“They could turn it into a letter or podcast or even a video,” she said. “I just want to get them to think that writing has a lot of uses, in the broader world. And, hopefully that will also make it more relevant for them. So, I felt like that really translated well into an online format.”
In order to help students be successful, she said, it was important to be flexible.
“One of the resources that we shared in our trainings over the summer was this document that mapped out different kinds of learning activities along bandwidth requirements,” she said. “It really encouraged me to think about making sure that most of the activities I do are low bandwidth. Because we have a lot of students who don’t have great access for one reason or another, and I want them to feel like they can complete the class.”
Understanding that students are struggling with disruptions—from jobs and family to having to drive to a Starbucks in order to get internet access—helped Alan Chu, assistant professor in Psychology and chair of the Sport, Exercise, and Performance Psychology masters program, to consider equity when designing his class.
“I think the equity is a big piece that we’ve been talking about because not everyone has the same access at home,” he said. “Back in the spring when everything got moved online, some of my students told me that they had to drive to a parking lot next to a Starbucks just get the WiFi to do their homework. And I heard about some other students having to use their cell phone to write a whole paper. So, I did quite a bit of thinking and planning, to lay out some of the ways I could make my class more equitable.”
Chu also attended several conferences to learn more about using what he already knows about psychology to help his students.
“In the spring, I was including some of the positive psychology concepts into my classes,” he said. “In the discussions before class begins, I will ask them to list three things that they are thankful for before we go into the detail about the chapter discussions. And the students said it was great for them to be able to connect with other students in a way that is not about the course, but about life in general… some of them said it was helpful for them to be more positive in that and in other life challenges that they were experiencing.”

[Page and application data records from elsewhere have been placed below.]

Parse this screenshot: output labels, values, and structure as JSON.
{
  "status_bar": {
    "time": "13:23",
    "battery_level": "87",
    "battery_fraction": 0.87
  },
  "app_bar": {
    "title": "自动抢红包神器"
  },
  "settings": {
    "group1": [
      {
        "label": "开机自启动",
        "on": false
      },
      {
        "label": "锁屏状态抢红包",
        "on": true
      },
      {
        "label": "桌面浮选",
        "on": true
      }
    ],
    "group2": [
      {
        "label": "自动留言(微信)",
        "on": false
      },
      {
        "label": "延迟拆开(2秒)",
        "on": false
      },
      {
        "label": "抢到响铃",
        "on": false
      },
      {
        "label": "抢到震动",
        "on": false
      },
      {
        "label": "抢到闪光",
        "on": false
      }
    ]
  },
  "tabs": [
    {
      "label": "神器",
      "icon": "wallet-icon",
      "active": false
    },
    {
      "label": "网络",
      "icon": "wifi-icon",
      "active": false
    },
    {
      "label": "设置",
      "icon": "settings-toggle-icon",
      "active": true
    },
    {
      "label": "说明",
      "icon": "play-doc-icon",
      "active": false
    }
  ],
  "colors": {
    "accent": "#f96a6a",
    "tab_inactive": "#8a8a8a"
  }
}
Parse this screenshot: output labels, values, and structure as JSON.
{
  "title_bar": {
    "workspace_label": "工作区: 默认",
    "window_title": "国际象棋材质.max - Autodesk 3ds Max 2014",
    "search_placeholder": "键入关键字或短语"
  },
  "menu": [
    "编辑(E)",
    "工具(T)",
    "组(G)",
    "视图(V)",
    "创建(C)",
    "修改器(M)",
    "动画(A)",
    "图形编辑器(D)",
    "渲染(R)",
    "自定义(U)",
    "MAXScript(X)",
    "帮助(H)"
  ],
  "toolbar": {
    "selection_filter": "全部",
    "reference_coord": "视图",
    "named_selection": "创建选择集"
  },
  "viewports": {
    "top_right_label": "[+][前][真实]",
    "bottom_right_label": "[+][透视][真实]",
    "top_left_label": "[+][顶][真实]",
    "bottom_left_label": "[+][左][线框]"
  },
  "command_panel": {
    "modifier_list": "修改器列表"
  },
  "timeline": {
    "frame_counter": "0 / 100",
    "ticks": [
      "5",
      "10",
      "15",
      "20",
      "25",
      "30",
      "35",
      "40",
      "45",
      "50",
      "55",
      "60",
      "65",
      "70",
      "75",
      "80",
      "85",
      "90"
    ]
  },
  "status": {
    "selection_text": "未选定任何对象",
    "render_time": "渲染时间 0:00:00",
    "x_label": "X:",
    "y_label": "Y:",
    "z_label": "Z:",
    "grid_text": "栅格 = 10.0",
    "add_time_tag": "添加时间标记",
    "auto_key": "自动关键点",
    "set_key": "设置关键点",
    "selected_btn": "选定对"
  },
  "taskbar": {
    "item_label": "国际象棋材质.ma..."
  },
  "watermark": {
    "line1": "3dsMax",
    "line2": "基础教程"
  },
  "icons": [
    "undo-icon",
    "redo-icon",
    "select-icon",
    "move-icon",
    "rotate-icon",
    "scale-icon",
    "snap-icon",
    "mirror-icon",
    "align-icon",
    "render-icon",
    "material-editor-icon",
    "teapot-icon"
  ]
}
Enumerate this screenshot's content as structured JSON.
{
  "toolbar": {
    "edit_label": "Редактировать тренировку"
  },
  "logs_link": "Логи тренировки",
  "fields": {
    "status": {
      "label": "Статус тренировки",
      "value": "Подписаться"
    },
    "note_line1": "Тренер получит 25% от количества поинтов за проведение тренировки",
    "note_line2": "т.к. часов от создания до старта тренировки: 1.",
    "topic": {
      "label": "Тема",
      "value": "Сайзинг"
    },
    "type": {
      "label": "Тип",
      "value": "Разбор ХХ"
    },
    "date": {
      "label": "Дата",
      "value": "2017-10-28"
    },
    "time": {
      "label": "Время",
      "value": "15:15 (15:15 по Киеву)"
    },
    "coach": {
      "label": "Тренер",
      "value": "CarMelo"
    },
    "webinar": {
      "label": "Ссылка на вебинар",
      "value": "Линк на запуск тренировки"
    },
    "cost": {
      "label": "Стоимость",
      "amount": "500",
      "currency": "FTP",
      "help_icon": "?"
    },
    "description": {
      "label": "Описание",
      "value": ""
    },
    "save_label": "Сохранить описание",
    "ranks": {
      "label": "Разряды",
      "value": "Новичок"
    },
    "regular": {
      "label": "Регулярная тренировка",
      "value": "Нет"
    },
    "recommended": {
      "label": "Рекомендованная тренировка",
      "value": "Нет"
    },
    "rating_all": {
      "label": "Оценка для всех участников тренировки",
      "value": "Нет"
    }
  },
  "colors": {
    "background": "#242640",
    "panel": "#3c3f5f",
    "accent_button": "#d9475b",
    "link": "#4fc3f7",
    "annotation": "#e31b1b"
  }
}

The advanced training also covered how to make information accessible for students by captioning videos, or making videos of classes that students could access on their own time frame. Instructors also worked on adapting how students can complete their assignments in order to not create more barriers to success.
And while the changes to the courses designed over the summer may be applicable to life during the pandemic, Boswell said she sees the changes to a more student-centered approach to learning to be something more permanent.
“When instructors put together their classes, they were also thinking about the positionality of their students. They are thinking about deadlines and whether or not they actually make sense in
the context,” Boswell said. “Are deadlines absolutely necessary, or are they kind of creating a barrier for students who might not be able to meet a deadline, for example, because their Internet isn’t working that day… or they have to share a computer with their siblings, and they didn’t get to choose who wins in those sorts of things. I think that a lot of that kind of thinking—about how the world structures your class—will definitely have long-term implications.”
Story by freelance writer Liz Carey